In 1940 Walden switched to the Democratic Party where he remained active for 25 years. Recognizing the importance of voter participation and the need to increase black registration, Walden founded the Atlanta Negro Voters League. Through the League’s efforts, the level of black voting increased in the late 1940s.  More black voters resulted in tangible community benefits such as street and sewer improvements and the hiring of black policemen in African American neighborhoods.

In the late 1940s Walden litigated the equalization of pay for black and white teachers in Atlanta. He also fought for the desegregation of Atlanta public schools in a series of lawsuits. In 1948 he founded the Gate City Bar Association for African American lawyers because they were excluded from the white legal association in the city.  Additionally, he served as legal counsel for Citizens Trust Company, Mutual Federal Savings and Loans Association, and the National Baptist Convention.

His political knowledge and reputation as a civil rights activist led to his appointment to the Fulton County (Atlanta) Democratic Executive Committee in 1953.  Later in the decade he served as one of the first two black members of the Georgia Democratic Executive Committee.  In 1964 Walden was a delegate to the Democratic National Convention in Atlantic City.  He was the first African American member of any Georgia Democratic delegation to a national Democratic Convention.

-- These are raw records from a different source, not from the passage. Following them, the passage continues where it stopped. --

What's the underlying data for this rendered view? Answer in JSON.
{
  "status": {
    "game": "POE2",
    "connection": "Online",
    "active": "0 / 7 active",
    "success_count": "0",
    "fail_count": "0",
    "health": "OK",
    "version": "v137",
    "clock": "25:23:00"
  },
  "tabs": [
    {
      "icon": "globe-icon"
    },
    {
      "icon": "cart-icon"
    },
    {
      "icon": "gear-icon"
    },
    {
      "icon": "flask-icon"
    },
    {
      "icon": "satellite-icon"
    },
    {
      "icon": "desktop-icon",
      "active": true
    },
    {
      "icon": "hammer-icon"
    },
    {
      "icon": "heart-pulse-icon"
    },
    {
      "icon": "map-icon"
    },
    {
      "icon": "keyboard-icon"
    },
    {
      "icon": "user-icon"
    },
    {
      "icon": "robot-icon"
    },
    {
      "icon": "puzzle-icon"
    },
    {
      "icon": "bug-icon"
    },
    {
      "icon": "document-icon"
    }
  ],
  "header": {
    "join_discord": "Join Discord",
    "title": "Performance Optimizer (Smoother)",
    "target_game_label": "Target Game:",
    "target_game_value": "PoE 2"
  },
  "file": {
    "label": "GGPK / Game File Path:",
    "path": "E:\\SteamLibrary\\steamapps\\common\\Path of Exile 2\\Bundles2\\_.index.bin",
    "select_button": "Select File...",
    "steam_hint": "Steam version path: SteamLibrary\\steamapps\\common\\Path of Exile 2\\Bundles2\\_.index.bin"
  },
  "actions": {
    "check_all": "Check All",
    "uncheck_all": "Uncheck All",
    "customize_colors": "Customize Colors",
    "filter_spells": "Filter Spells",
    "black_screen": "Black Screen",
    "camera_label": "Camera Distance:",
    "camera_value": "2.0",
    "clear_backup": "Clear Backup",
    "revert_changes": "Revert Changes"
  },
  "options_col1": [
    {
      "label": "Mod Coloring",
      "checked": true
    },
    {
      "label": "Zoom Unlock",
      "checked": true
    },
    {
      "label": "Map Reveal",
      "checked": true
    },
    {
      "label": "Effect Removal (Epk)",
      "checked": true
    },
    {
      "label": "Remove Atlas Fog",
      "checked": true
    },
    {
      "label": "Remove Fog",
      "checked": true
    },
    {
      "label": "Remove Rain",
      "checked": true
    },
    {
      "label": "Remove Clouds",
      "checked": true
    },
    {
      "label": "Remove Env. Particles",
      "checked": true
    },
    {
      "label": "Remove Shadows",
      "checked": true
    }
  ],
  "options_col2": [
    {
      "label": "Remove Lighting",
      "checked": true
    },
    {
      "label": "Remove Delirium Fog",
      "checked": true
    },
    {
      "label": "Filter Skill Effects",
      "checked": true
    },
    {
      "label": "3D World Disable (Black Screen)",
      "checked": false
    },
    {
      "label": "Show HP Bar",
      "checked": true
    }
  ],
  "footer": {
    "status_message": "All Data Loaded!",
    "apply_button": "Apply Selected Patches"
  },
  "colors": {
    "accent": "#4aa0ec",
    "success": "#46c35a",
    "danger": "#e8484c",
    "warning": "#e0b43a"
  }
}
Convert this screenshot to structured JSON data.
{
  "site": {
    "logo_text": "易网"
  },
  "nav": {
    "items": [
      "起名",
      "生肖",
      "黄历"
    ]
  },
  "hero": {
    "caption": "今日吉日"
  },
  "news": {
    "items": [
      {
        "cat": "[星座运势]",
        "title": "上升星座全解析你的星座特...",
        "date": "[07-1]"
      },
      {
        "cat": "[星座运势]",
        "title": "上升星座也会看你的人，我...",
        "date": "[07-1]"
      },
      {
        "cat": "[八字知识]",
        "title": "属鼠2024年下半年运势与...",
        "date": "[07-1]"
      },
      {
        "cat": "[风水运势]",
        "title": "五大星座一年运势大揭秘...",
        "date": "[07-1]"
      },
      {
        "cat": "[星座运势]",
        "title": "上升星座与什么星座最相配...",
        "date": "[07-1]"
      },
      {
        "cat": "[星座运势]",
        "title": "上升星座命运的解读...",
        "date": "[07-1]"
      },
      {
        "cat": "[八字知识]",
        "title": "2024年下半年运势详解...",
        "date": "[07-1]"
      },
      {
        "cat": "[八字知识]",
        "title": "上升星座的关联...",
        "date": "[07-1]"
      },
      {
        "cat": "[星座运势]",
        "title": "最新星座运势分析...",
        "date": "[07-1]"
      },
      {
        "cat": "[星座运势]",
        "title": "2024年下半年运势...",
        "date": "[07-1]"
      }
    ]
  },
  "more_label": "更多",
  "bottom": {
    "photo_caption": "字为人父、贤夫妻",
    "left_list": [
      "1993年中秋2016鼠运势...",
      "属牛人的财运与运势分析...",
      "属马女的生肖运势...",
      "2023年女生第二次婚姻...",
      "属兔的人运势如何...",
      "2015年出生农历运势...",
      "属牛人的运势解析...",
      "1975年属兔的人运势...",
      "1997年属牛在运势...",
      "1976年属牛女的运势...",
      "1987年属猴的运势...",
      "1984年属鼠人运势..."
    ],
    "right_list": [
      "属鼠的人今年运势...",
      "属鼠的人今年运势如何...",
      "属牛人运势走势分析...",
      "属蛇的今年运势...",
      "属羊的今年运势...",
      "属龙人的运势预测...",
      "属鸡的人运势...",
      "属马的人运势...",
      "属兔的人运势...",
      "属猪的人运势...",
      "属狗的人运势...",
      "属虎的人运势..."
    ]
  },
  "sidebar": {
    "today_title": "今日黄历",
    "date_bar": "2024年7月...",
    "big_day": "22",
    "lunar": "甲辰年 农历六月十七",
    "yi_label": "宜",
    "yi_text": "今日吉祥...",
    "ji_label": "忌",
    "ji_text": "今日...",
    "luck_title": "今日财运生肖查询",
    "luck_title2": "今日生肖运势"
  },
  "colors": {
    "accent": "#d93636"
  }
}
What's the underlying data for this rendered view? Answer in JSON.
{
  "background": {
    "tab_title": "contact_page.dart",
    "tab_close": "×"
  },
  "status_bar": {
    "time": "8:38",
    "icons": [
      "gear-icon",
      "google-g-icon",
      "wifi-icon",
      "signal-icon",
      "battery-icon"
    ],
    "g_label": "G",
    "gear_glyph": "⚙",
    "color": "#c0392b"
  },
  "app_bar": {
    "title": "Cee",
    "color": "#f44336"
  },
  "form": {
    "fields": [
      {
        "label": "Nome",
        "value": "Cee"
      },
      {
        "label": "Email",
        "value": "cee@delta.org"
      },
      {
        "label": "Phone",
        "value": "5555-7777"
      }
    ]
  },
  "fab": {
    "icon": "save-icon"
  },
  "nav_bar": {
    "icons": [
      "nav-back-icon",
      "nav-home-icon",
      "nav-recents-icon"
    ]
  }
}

Alden married Mary Ellen Denney, a Baltimore public school teacher, and the couple had two daughters, Jenelsie and Austella.  He also joined Sigma Pi Phi fraternity.  Walden retired from his law practice in 1963 and opened a nonprofit community counseling office.  One year later, however, Atlanta Mayor Ivan Allen Jr. appointed him to serve as a judge for the Atlanta Municipal Court making him the first black judge in Georgia since the Reconstruction. Austin Thomas Walden died on July 2nd, 1965 in Atlanta at the age of 80.